* **YOUR INSTRUCTIONS**:
Collect each line of the entries that holds the string "name".

§ §

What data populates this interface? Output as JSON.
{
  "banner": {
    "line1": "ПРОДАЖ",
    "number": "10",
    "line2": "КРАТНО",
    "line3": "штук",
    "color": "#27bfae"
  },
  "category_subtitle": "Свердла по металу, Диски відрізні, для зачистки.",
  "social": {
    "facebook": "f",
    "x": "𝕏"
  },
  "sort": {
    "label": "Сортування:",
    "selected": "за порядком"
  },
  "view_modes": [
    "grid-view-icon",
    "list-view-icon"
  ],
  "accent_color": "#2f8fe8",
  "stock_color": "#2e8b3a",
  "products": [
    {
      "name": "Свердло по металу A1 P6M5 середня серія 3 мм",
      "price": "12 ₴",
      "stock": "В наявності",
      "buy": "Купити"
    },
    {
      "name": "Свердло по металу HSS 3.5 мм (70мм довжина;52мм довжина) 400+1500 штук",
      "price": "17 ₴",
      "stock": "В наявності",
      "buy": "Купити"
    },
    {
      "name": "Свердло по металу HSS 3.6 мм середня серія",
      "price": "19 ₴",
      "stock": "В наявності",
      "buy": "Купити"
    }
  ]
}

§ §

* **ANSWER FOR THIS EXERCISE**:
      "name": "Свердло по металу A1 P6M5 середня серія 3 мм",
      "name": "Свердло по металу HSS 3.5 мм (70мм довжина;52мм довжина) 400+1500 штук",
      "name": "Свердло по металу HSS 3.6 мм середня серія",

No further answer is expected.